Asset managers say corruption-free state-owned enterprises (SOEs), reducing crime and lawlessness, quality education, and a permanent solution to the electricity crisis will solve most of South Africa’s problems. 

This is according to AlexForbes’ annual Manager Watch Survey that asked South Africa’s asset managers for their three wishes for the country. 

The wishes had to, hypothetically speaking, contribute to eradicating some of the difficulties that continue to engulf South Africans and impact their quality of life and the economy. 

The CEOs of some of the country’s largest asset managers, such as Coronation, Stanlib, and AlexForbes, participated.

The top four wishes of asset managers were: 

1. Corruption-free state-owned enterprises

SOEs are vital for South Africa’s economic development and their mismanagement, due to corruption, has significantly impaired the country’s economic growth. 

These companies ought to contribute to the national fiscus rather than draining it. Effective management would free up state revenue for other areas such as education, healthcare, and policing. 

According to asset managers, corruption-free SOEs would also be financially sustainable and contribute to the national economy. 

2. Reduction of crime and lawlessness

Improved safety and security of citizens and businesses would create a conducive environment for economic growth and development.

According to the CEOs, creating an environment that encourages investment and economic participation is the central role of government. 

For people to engage in commerce and for an inclusive economy to be created, people must first feel safe. 

3. Quality education and meaningful employment

South Africa desperately needs to upskill its working population to drive economic participation and form an inclusive economy. 

Improved education will reduce inequality and poverty while also reducing the population’s reliance on social grants – increasing citizens’ contribution to the national fiscus.

Coronation CEO Anton Pillay said the government should focus on technical skills education.

This would ensure more South Africans are readily employable and reduce the skills shortage many private-sector companies face.

4. A solution to the electricity crisis

Load-shedding is an inherent constraint on the economy, confining growth in South Africa to below 2% for the foreseeable future – provided other issues are taken care of. 

Economic growth requires a stable, affordable supply of electricity. Moreover, an economy cannot grow without an energy surplus. 

Implementation is key

AlexForbes CEO, Dawie de Villiers, had one particular wish – for the government to implement its stated reform policies. 

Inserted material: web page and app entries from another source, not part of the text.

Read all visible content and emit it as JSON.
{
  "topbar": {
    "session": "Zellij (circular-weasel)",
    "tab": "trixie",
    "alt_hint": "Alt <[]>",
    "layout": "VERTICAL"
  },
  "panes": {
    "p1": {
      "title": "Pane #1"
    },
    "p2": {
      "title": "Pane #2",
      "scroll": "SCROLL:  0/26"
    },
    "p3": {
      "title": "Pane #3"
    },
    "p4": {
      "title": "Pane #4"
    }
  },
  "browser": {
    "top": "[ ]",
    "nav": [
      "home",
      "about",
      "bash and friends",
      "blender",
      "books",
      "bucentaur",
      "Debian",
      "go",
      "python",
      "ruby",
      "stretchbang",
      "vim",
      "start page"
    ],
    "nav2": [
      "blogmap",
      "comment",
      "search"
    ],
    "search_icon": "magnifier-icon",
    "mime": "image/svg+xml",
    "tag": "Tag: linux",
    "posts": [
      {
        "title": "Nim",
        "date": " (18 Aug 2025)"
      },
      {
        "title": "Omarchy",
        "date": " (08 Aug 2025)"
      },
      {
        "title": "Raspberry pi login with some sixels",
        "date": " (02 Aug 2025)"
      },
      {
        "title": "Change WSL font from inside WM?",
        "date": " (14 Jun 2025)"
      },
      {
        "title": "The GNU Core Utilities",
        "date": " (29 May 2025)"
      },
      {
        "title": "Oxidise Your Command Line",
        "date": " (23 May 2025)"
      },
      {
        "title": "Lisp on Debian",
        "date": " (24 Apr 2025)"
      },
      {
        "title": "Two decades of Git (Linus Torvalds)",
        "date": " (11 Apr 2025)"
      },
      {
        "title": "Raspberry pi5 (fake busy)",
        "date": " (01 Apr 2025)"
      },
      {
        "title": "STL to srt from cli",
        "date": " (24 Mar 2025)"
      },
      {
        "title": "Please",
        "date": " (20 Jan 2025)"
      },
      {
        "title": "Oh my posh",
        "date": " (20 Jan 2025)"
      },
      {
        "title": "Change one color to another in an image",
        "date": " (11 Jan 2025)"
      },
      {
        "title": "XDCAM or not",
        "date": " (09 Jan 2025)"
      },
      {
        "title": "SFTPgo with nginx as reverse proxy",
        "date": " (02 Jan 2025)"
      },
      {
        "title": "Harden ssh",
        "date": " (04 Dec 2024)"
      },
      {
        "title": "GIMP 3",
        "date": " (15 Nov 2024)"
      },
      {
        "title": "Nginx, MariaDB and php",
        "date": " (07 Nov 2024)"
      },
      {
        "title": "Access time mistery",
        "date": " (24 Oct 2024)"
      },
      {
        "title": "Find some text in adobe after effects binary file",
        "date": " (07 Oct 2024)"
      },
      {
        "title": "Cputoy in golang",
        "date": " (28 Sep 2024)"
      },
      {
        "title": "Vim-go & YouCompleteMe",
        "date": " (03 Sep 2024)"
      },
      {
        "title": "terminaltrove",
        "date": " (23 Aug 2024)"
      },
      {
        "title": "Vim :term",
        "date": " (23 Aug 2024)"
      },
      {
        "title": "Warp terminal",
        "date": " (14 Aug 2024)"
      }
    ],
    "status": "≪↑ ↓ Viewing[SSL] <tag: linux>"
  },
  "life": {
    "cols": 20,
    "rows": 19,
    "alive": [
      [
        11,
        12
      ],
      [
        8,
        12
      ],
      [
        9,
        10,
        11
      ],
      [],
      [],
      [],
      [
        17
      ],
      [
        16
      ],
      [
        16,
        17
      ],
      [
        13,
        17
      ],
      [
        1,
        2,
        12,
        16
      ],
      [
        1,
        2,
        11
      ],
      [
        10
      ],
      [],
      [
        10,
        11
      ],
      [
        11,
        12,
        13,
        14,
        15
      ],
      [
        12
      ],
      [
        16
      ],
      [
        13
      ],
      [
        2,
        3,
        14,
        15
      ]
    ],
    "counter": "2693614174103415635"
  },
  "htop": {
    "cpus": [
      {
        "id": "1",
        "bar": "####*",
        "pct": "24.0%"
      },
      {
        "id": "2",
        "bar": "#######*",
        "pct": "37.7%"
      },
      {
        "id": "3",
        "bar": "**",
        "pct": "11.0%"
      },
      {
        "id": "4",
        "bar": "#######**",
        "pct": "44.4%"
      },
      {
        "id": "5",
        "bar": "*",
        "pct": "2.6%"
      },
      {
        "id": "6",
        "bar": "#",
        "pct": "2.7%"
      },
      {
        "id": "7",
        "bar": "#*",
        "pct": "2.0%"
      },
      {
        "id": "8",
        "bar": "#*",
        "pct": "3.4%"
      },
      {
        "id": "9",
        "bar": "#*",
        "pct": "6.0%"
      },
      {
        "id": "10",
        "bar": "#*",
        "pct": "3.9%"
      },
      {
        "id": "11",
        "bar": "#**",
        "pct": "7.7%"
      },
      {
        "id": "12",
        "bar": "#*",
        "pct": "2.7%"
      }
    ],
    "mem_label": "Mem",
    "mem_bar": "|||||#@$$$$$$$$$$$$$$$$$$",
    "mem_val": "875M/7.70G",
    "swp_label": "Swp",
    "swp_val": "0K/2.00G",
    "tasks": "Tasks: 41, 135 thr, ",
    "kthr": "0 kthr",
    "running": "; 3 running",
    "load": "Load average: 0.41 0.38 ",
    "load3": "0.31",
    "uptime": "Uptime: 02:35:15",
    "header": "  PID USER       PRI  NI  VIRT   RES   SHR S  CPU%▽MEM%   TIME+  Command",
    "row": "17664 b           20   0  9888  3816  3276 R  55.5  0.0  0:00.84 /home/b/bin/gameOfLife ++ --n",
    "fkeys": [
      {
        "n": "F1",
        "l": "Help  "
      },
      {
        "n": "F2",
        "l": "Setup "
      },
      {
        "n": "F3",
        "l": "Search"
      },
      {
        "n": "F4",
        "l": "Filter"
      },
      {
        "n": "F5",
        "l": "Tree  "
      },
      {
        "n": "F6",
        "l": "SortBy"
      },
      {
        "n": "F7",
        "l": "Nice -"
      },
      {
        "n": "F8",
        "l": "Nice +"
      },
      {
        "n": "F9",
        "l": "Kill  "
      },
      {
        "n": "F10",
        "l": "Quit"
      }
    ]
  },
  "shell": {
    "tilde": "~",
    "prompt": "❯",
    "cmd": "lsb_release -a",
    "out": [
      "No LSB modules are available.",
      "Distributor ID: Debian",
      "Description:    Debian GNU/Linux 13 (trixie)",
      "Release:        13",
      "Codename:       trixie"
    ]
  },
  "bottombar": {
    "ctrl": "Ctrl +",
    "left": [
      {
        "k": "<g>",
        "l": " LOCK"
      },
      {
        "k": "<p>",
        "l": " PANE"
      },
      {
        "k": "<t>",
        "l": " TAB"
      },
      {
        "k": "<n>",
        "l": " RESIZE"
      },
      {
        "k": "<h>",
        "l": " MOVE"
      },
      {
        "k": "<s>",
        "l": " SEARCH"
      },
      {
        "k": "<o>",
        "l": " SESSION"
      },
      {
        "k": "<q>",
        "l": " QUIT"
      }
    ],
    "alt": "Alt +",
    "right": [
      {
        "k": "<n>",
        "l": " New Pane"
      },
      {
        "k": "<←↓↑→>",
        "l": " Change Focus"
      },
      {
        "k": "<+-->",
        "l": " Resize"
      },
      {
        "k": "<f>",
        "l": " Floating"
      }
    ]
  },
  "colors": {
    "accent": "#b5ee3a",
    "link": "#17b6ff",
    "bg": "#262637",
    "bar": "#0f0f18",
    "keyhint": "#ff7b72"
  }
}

The government has already formally adopted these policies, which, if implemented, will make South Africa a more attractive investment destination and boost economic growth. 

However, the government has been sluggish in executing these stated policies. 

These policies will, if coupled with improved policing, encourage South Africans to start businesses and incentivise employers to upskill their employees. 

To this end, public-private partnerships are vital in delivering reliable energy, efficient social services, and high-quality healthcare.